What is it like for families to live as refugees without schools or work to go to and only canvas between you and the elements? SAT-7 Lebanon producer Johnny Jalek set out to answer these questions for his viewers when he began planning a filmed a visit to Syrian refugees.
Johnny knew that, while many Lebanese have reached out to Syrians with empathy, welcoming them to their churches, for example, others see them as a threat to their own livelihoods and competitors for limited resources. So Johnny’s goal was to celebrate Christmas and New Year with them and “shed a light on their situation so our viewers can catch a glimpse of what is really happening.”
After meeting with workers for a Lebanese Christian NGO which is running services for thousands of Syrians, Johnny chose a remote spot in South Lebanon to film his one-off programme, Go and Visit Them.“I wanted to visit a small group where we could get closer to the people and keep the focus on a shared celebration,” Johnny explains. At Al Zahrani, he says “There were two families living together as a group of 16 on the mountain.”

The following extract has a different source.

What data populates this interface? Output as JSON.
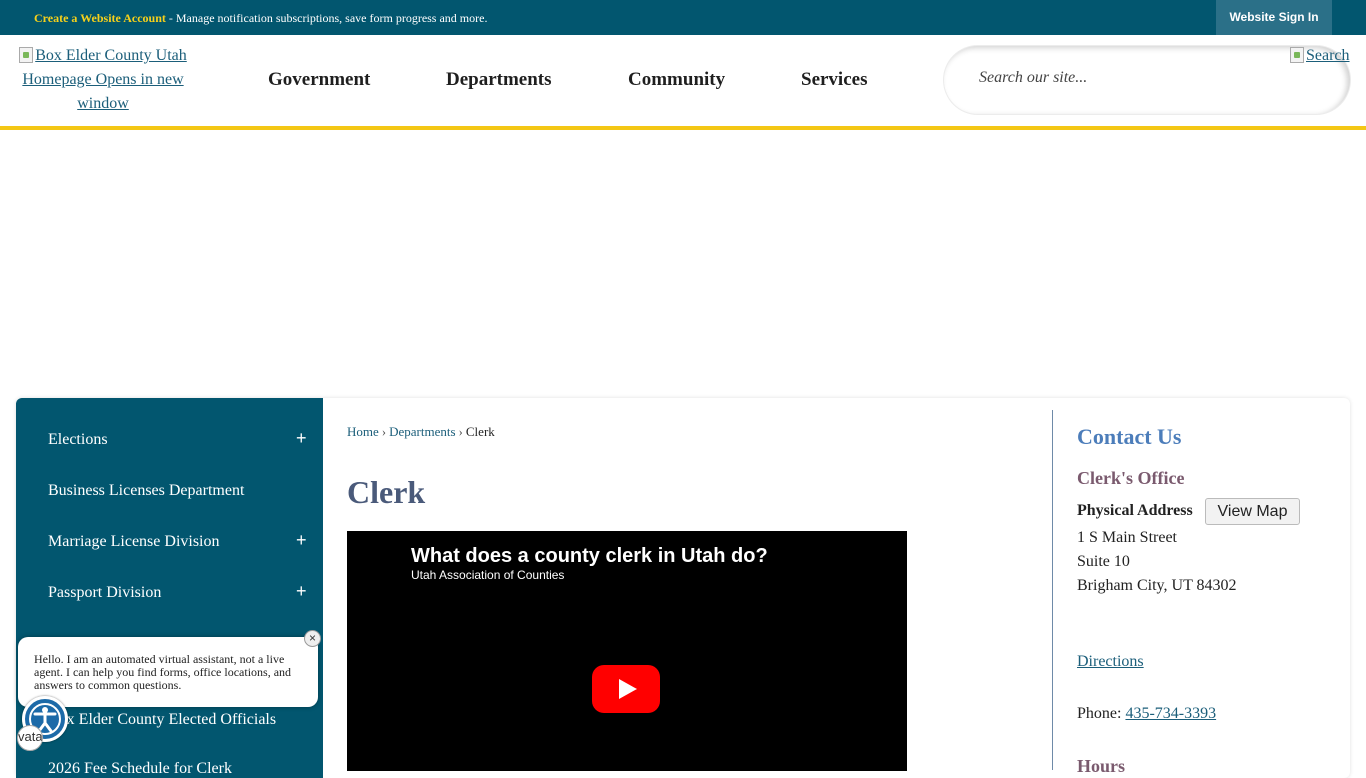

So, with cameras rolling and Christmas gifts packed, From Me to You youth show presenters Rawad (Rico) and Tamar (herself Syrian), and SAT-7 KIDS’ Bible Heroes presenter Karen drove off from SAT-7’s Beirut studios.
The welcome they received and resilience they saw touched everyone. “Our visit to the two Syrian families was a special experience to me,” Karen says. “When I first arrived, I thought they were one family, but they weren’t. They met there and became close friends. The love and care they had for each other was amazing. Seeing how they are living with what they have and are OK with it, touched me a lot.”
The story of 13-year-old Ahmad affected all the presenters. Ahmad had been selected by a top Syrian football team but his dreams of a sports career now seemed in tatters. Yet, as everyone unwrapped their Christmas presents, Rawad gave Ahmad a new football and told him, “One day, when you become a champion … remember that some people in Lebanon loved you.”
Ahmad’s football was then put to good use as young and old joined in a festive kick-about and their hosts taught their guests to “dance the Syrian way” to a drumbeat and singing.
“The presenters and families bonded, singing and dancing, as old friends,” Johnny says. The mood of friendship and love, given and received, was unmistakeable for the team and viewers alike: “We experienced a true family atmosphere where we talked and sang about the goodness of God and hope for a better future.”
Below: Rawad and Karen (on the right) learn how to dance the Syrian way